The James Bay Road is a 1,000-kilometre (620-mile) all-season secondary highway in northern Ontario, Canada. It begins at Highway 11 in the town of Kapuskasing. It ends at the Ontario-Quebec border, where it continues as Route 117. The James Bay Road is the longest secondary highway in Ontario and one of the longest in Canada. The James Bay Road was built to provide access to the James Bay Hydroelectric Project, which began construction in the early 1970s. The Road was completed in the late 1970s and has been open to the public since.
James Bay Road is a beautiful but challenging drive. It is mostly gravel and is very remote, with few services along the way. You should be prepared for all conditions when driving the James Bay Road. James Bay Road is great for seeing some of Ontario’s beautiful scenery. The Road winds through the boreal forest and offers views of many lakes and rivers. Wildlife is also abundant along James Bay Road, so keep your eyes peeled for moose, bears, and other animals.
If you’re planning on driving the James Bay Road, check the road conditions before you go. The Road can be impassable in winter due to snow and ice, so it’s best to wait until spring or summer to make the trip.
8: The Inuvik-Tuktoyaktuk Highway
The InuvikTuktoyaktuk Highway is the longest in Canada. It stretches nearly 2,000 kilometers from Inuvik in the Northwest Territories to Tuktoyaktuk in the Yukon. The highway is mostly gravel and is only open during the summer months. It is the only Road in Canada that leads to the Arctic Ocean.

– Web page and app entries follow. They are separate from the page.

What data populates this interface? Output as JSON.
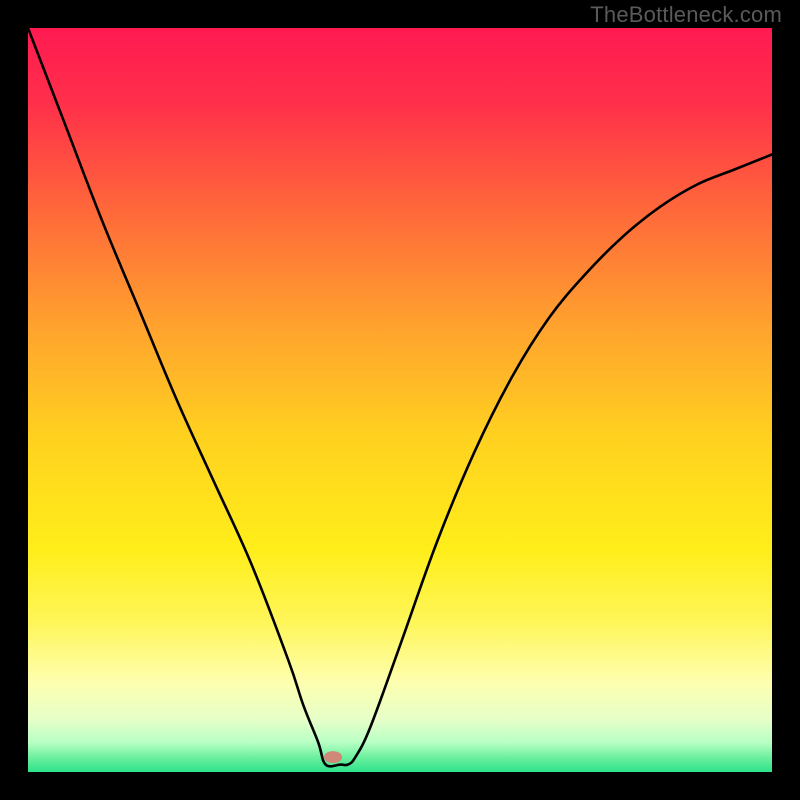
{
  "watermark": "TheBottleneck.com",
  "chart_data": {
    "type": "line",
    "title": "",
    "xlabel": "",
    "ylabel": "",
    "xlim": [
      0,
      100
    ],
    "ylim": [
      0,
      100
    ],
    "grid": false,
    "legend": false,
    "background_bands_vertical_pct": {
      "red_top": 0,
      "orange_mid": 50,
      "yellow": 75,
      "pale_yellow": 86,
      "green_bottom": 97
    },
    "series": [
      {
        "name": "bottleneck-curve",
        "color": "#000000",
        "x": [
          0,
          5,
          10,
          15,
          20,
          25,
          30,
          35,
          37,
          39,
          40,
          42,
          43,
          44,
          46,
          50,
          55,
          60,
          65,
          70,
          75,
          80,
          85,
          90,
          95,
          100
        ],
        "values": [
          100,
          87,
          74,
          62,
          50,
          39,
          28,
          15,
          9,
          4,
          1,
          1,
          1,
          2,
          6,
          17,
          31,
          43,
          53,
          61,
          67,
          72,
          76,
          79,
          81,
          83
        ]
      }
    ],
    "marker": {
      "x_pct": 41,
      "y_pct_from_bottom": 2,
      "color": "#d08878",
      "rx": 9,
      "ry": 6
    }
  }
}
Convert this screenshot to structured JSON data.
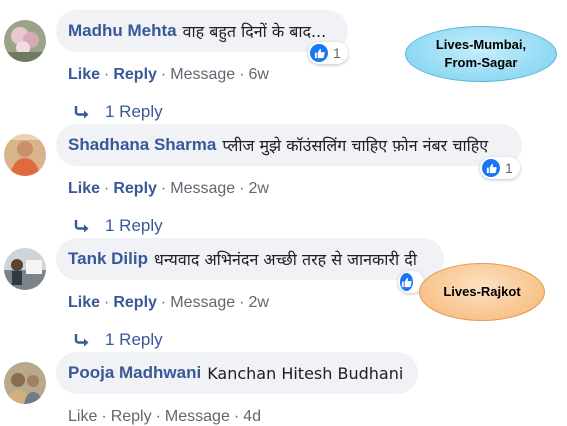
{
  "comments": [
    {
      "author": "Madhu Mehta",
      "text": "वाह बहुत दिनों के बाद...",
      "reactions": "1",
      "actions": {
        "like": "Like",
        "reply": "Reply",
        "message": "Message",
        "time": "6w"
      },
      "replies": "1 Reply"
    },
    {
      "author": "Shadhana Sharma",
      "text": "प्लीज मुझे कॉउंसलिंग चाहिए फ़ोन नंबर चाहिए",
      "reactions": "1",
      "actions": {
        "like": "Like",
        "reply": "Reply",
        "message": "Message",
        "time": "2w"
      },
      "replies": "1 Reply"
    },
    {
      "author": "Tank Dilip",
      "text": "धन्यवाद अभिनंदन अच्छी तरह से जानकारी दी",
      "reactions": "",
      "actions": {
        "like": "Like",
        "reply": "Reply",
        "message": "Message",
        "time": "2w"
      },
      "replies": "1 Reply"
    },
    {
      "author": "Pooja Madhwani",
      "text": "Kanchan Hitesh Budhani",
      "actions": {
        "like": "Like",
        "reply": "Reply",
        "message": "Message",
        "time": "4d"
      }
    }
  ],
  "callouts": {
    "blue": {
      "line1": "Lives-Mumbai,",
      "line2": "From-Sagar"
    },
    "orange": {
      "line1": "Lives-Rajkot"
    }
  },
  "colors": {
    "link": "#385898",
    "meta": "#606770",
    "bubble": "#f0f2f5",
    "like_blue": "#1877f2"
  },
  "icons": {
    "reaction": "thumbs-up-icon",
    "reply": "reply-arrow-icon"
  }
}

The InuvikTuktoyaktuk Highway was built in the late 1970s to connect the oil and gas fields in the Arctic with the rest of Canada. The highway was gravel from the start and has only been paved recently. The Road is mainly used by trucks carrying supplies to the oil and gas fields. The InuvikTuktoyaktuk Highway is a beautiful but challenging drive. The scenery is stunning, but the Road can be rough. There are no services along the way, so you need to be prepared for the journey. The InuvikTuktoyaktuk Highway is Canada’s only Road that leads to the Arctic Ocean. If you’re looking for an adventure, this is the Road for you.
9: The Trans-Taiga Road
The TransTaiga Road is a road in northern Quebec, Canada. It is the most extended Road in Quebec and the second-longest Road in Canada. The Road is 1,200 km (750 mi) long and runs east to west across the province. It is primarily a gravel road with some paved sections. The TransTaiga Road was built in the early 1970s to connect the towns of Matagami and Radisson. It was extended west to La Grande in the 1980s. The Road is used mainly for logging and mining. It is also used by hunters and fishermen.
The TransTaiga Road is open all year, but the winter months can be icy, and the Road can be covered in snow. In the summer, the Road can be dusty, and there can be forest fires. The TransTaiga Road is one of the most scenic roads in Quebec. It passes through forests, mountains, and lakes. It is an excellent road for driving, camping, and hiking.
10: The Icefields Parkway
The Icefields Parkway is one of the most scenic highways in the world. It runs 232 km (144 mi) through the Canadian Rockies, from Lake Louise, Alberta, to Jasper, Alberta. The highway is named after the many glaciers and icefields found along its route.
The Icefields Parkway is one of the most popular tourist destinations in Canada. Millions of visitors visit the area each year to experience its spectacular scenery. The Parkway is also popular with outdoor enthusiasts, as it offers many opportunities for hiking, camping, and wildlife viewing.
The Icefields Parkway is one of the longest roads in Canada. It is also one of the most dangerous, with a high rate of accidents and fatalities. The most common cause of accidents is speeding, so visitors are urged to drive carefully and obey the posted speed limits.